You can also pick your office. I chose the Saitama office because there would be fewer applicants than at the office in Shinjuku and I wanted shorter wait times. I think more rural offices may have slightly more relaxed standards, but this is my personal opinion.
No License in Your Home Country?
If you don’t have a license in your home country and you want to get a Japanese driver’s license, you’ll need to first be a resident of Japan. Tourists cannot get a Japanese license.
The process is, overall, much quicker than I thought. It can take as little as 1–2 months to obtain your full license. However, it is incredibly expensive. Driving courses usually cost around 300,000 yen, but the tuition varies depending on the school.
It is expensive, but driving courses are mandatory in Japan. They include formal driving instruction, classes on driving laws, and CPR training.
There are some schools that offer courses in English, but these are clustered in major cities. However, most exam centers provide test options in English. The wording of the test questions can be quite convoluted.
Is Driving in Japan Worth It? Absolutely!
Getting my Japanese driver’s license opened a lot of doors for me. It’s a rare enough certification that it can boost any job application and I was hired at two different positions because I had a license.
You can see parts of rural Japan that you may not have been able to otherwise—I was able to visit Hiraizumi, Yamadera, rural Nagano, and Mount Zao as a result of having my license.

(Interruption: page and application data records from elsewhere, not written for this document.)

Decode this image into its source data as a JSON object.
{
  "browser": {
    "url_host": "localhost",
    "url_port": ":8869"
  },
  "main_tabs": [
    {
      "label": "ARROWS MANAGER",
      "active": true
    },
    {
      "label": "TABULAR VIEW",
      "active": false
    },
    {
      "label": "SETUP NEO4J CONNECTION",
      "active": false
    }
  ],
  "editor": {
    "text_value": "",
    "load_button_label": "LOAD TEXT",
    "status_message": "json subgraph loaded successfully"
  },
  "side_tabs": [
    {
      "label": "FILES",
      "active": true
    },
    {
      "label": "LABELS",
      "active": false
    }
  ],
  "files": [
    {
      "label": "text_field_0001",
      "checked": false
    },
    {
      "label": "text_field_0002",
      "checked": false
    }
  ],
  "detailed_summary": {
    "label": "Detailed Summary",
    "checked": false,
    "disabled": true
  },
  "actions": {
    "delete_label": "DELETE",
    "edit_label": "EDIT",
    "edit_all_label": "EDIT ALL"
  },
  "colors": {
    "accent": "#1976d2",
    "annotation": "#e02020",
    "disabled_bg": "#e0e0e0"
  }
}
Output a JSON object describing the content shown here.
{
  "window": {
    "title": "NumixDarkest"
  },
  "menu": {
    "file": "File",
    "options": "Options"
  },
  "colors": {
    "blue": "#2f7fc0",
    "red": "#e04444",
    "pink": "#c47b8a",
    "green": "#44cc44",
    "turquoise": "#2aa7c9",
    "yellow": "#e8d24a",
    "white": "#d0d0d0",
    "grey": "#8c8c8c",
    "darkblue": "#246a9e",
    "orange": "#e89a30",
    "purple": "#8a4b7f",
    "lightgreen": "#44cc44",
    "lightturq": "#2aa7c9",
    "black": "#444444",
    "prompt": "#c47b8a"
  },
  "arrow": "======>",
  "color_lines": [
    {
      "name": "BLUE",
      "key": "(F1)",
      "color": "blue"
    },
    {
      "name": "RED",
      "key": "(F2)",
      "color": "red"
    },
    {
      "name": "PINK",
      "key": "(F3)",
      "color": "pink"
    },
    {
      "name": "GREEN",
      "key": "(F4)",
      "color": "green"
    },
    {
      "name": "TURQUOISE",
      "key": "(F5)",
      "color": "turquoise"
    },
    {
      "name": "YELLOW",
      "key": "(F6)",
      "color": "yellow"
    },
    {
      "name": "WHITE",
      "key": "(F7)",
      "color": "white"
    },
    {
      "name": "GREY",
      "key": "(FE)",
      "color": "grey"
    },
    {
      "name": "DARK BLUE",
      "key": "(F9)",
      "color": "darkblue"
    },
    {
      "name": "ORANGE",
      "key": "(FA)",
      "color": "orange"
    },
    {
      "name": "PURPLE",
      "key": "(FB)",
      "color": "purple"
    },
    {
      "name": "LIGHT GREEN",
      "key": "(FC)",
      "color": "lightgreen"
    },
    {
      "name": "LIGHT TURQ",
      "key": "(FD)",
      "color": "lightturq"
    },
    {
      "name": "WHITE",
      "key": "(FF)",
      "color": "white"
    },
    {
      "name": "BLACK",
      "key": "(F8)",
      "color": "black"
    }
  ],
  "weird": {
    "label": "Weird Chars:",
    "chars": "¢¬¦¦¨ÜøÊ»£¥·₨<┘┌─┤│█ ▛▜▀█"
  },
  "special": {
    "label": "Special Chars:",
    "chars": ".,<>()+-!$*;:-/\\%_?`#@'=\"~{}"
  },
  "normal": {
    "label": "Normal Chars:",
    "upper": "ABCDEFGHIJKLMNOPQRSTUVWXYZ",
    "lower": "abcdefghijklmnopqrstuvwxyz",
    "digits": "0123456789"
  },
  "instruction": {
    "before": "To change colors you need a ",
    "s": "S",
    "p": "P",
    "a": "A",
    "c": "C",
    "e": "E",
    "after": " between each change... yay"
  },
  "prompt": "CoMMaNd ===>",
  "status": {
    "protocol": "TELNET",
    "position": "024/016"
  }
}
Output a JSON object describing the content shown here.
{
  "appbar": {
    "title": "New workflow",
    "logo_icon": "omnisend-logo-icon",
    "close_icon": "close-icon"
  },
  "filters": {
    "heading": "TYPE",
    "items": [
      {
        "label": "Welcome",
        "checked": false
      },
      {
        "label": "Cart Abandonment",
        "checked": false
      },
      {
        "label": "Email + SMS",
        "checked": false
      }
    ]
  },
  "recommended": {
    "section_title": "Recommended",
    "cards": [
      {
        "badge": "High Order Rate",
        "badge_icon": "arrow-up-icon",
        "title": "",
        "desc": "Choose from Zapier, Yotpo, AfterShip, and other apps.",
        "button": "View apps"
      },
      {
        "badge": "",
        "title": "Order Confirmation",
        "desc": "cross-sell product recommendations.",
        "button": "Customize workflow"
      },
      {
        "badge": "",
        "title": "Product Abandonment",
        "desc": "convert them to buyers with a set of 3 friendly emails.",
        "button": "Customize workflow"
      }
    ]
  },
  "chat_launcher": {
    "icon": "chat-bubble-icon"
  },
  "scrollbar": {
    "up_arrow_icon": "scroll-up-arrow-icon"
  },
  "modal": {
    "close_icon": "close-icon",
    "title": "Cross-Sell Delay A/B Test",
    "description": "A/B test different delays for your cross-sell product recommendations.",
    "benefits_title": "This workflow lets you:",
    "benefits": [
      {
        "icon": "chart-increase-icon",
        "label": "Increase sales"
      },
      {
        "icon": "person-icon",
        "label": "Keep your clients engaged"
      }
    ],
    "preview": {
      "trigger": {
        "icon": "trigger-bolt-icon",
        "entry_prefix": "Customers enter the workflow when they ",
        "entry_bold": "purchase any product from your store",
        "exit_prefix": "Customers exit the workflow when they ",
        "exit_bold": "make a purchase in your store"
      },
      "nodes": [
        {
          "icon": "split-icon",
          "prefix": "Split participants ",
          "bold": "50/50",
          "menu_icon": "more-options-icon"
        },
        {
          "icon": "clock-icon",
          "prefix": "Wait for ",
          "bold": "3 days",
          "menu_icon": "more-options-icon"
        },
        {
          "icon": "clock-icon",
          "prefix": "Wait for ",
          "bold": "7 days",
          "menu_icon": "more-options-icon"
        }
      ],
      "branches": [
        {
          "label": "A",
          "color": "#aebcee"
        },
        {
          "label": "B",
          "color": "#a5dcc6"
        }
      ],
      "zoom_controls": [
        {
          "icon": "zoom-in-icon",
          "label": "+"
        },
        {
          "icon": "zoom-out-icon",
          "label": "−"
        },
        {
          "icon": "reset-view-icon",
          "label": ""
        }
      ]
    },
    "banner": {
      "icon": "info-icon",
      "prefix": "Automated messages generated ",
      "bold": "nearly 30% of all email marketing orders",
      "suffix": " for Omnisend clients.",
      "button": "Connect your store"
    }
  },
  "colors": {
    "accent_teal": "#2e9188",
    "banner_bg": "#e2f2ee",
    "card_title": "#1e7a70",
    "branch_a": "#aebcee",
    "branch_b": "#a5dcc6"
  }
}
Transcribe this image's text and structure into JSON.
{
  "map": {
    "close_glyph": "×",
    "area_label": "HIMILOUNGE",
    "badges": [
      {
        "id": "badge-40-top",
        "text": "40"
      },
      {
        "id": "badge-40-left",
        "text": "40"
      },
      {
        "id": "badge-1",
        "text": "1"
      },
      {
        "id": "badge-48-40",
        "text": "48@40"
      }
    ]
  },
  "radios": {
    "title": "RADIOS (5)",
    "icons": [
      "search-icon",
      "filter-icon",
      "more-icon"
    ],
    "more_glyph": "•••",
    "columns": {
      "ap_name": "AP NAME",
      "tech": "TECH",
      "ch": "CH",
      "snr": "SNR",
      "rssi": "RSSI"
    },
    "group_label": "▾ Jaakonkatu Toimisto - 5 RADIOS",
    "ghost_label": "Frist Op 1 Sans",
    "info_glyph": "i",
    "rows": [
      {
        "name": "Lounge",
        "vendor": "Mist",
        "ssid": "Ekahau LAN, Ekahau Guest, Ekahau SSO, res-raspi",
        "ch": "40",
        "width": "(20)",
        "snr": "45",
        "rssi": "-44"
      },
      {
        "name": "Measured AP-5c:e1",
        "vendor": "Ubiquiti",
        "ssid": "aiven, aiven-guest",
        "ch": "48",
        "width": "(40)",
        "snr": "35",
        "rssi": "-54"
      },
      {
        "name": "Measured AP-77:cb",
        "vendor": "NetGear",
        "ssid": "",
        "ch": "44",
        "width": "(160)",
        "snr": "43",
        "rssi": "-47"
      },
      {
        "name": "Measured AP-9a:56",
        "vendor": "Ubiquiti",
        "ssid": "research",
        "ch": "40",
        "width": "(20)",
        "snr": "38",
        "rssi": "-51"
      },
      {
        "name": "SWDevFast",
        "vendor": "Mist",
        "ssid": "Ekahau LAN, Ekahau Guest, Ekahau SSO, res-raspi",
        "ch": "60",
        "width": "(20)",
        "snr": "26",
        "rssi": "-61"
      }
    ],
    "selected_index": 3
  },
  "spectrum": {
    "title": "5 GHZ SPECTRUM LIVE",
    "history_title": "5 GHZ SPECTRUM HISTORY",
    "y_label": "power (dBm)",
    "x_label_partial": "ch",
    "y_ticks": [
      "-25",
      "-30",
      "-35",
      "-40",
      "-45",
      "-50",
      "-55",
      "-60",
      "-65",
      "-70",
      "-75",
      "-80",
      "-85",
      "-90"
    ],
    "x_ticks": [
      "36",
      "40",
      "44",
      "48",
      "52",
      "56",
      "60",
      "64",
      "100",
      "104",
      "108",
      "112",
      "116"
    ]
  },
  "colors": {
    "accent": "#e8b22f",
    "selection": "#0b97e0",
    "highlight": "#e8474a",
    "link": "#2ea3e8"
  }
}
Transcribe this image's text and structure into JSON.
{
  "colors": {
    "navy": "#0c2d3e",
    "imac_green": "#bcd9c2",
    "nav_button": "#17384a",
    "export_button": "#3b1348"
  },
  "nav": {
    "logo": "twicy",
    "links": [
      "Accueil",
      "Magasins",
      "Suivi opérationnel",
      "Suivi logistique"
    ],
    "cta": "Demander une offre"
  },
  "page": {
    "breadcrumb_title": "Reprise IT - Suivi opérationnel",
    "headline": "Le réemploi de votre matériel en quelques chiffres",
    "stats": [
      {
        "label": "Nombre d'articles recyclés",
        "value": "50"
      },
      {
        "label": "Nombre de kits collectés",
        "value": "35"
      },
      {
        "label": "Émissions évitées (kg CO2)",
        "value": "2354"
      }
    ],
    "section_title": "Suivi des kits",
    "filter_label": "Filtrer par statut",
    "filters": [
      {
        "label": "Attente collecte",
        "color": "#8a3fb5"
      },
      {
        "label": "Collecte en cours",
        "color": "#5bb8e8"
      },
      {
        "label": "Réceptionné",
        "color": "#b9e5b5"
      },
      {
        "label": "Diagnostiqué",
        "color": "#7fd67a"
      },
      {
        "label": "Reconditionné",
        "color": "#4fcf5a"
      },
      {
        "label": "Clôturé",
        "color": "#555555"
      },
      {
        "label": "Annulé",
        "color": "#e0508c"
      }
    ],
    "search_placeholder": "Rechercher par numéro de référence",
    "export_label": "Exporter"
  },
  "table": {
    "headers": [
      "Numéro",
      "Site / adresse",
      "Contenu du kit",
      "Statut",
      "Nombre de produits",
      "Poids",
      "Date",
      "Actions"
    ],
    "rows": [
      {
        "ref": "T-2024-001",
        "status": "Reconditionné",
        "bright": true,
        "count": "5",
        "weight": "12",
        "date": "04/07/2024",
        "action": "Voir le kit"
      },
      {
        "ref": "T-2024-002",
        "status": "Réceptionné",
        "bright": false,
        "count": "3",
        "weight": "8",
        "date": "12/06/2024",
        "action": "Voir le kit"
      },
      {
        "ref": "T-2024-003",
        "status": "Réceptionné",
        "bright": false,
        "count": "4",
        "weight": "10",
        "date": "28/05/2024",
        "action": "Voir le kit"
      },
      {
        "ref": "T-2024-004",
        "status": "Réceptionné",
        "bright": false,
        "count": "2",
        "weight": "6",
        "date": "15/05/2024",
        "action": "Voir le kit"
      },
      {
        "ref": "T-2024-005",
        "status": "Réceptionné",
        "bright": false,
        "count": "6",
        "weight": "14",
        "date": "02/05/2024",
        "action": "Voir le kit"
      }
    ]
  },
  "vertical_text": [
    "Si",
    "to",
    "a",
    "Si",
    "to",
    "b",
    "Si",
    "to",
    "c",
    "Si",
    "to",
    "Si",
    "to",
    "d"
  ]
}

Have you recently obtained your Japanese driver’s license? Did you have an exam story you wanted to share? Drop us a comment below!